The race for the newly expanded Clackamas County Board of Commissioners is starting to get crowded. As of this week, there are candidates running for the four available seats.
With the recent addition of former State Rep. Ron Adams, the number of candidates running for Position 5, the two-year seat, has increased to five. Three candidates are seeking Position 4, and it's a two-way race so far for Position 3. The newly created Clackamas County chairperson position is, at present, uncontested.
A look into a Sandy Post edition from 60 years ago reveals statements on the editorial page attesting that the Sandy/Mount Hood area - really the entire northeast part of Clackamas County - is neglected compared to its south and west corners.
We hope this larger, five-member commission will allow for greater representation in all corners of the county, but we must admit we're disappointed that a prominent leader from our neck of the woods hasn't opted to file for one of the seats.
The closest contender to the Sandy area is Estacada resident Emil Hnidey, who is seeking the Position 5 seat against some heavy hitters with more experience, better name recognition and some money for a campaign.
Everybody else is from the other side of the county. Incumbent Martha Schrader, seeking Position 3, is from Canby. Her opponent, Raymond D. Nelson, is from Wilsonville.
Speaking of Wilsonville, the mayor of that town, Charlotte Lehan - a friend of Sandy Mayor Linda Malone's - is running for Position 4, against Clackamas businessman Dave Mowry and Gladstone's Matthew L. Green-Hite.
Newcomer Adams is also from the Wilsonville/West Linn area. His fellow Position 5 contenders, Trent Tidwell and Katherine Kehoe, are from Oregon City, and Lori DeRemer is from Happy Valley.
The city of Sandy has had a difficult relationship with Clackamas County in recent times.

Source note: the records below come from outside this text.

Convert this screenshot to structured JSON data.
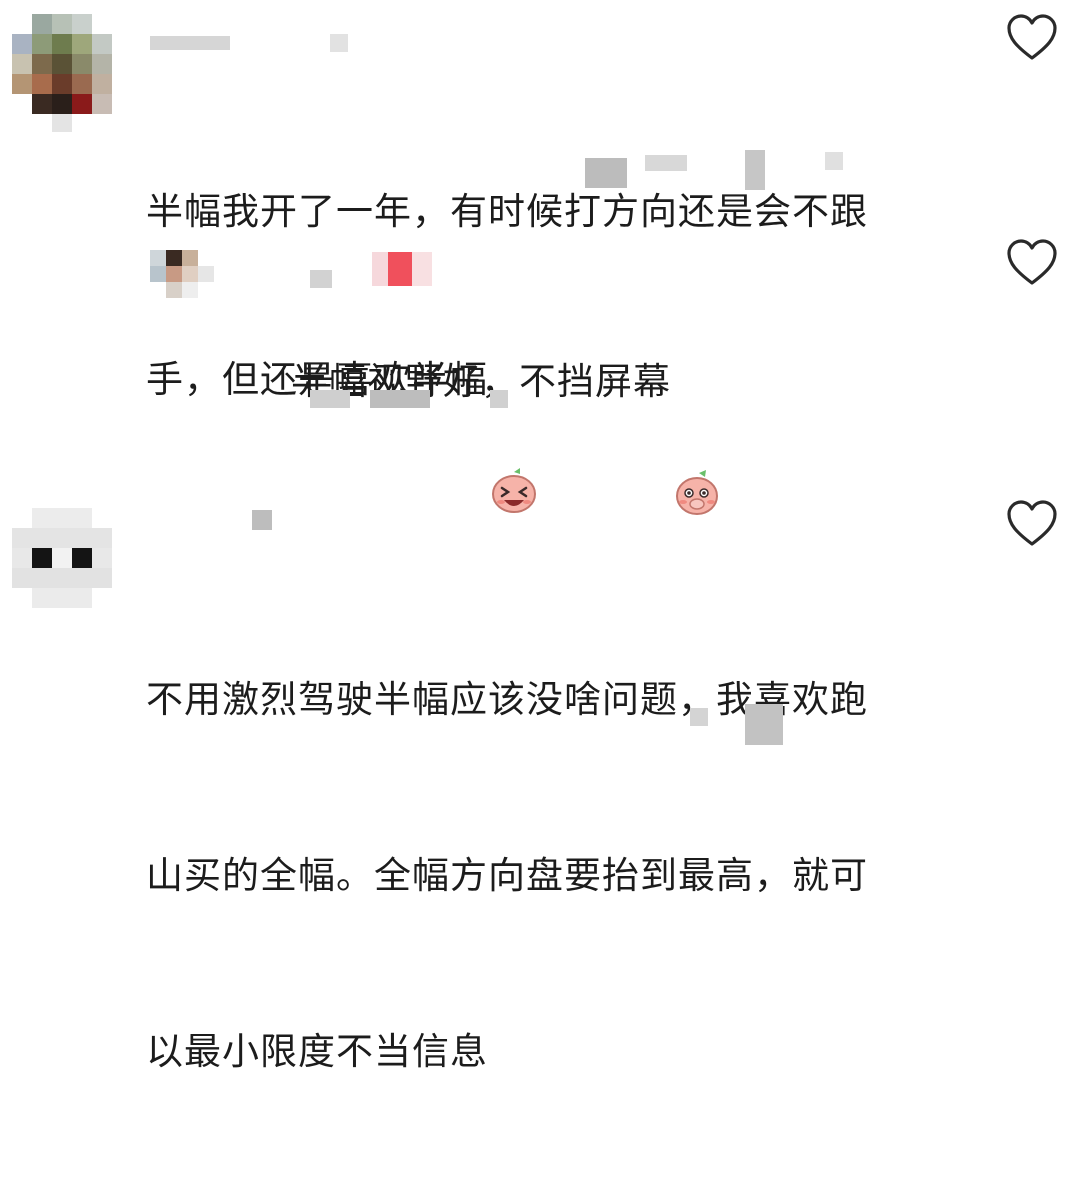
{
  "comments": [
    {
      "text_line1": "半幅我开了一年，有时候打方向还是会不跟",
      "text_line2": "手，但还是喜欢半幅",
      "emoji": "laughing-face-emoji",
      "like_icon": "heart-outline-icon"
    },
    {
      "reply_text": "半幅视野好，不挡屏幕",
      "emoji": "shy-face-emoji",
      "like_icon": "heart-outline-icon"
    },
    {
      "text_line1": "不用激烈驾驶半幅应该没啥问题，我喜欢跑",
      "text_line2": "山买的全幅。全幅方向盘要抬到最高，就可",
      "text_line3": "以最小限度不当信息",
      "like_icon": "heart-outline-icon"
    }
  ],
  "colors": {
    "text": "#1c1c1c",
    "heart_stroke": "#2a2a2a",
    "blur_gray": "#cfcfcf",
    "emoji_pink": "#f4a7a0",
    "reply_badge_red": "#f0505c"
  }
}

Disagreements over the Green Corridor Agreement (the document that aims to keep a rural buffer between Gresham and Sandy), the approval process for the Haley Road billboards and the continuous cry from the east side for its fair share of services has increased local leaders' distrust of the county.
Of course, we'd love to see a local rise up and file for the less-contested positions 4 or 3, because a commissioner who lives here would know firsthand the effects of the county's relationship (or lack thereof) and would be held accountable to the development of that relationship.
But in the end, what we need is attention to our needs. Hopefully the new commission setup will free up leaders to come out to our areas and address our specific needs.
We'll be watching throughout this campaign to see who best understands us.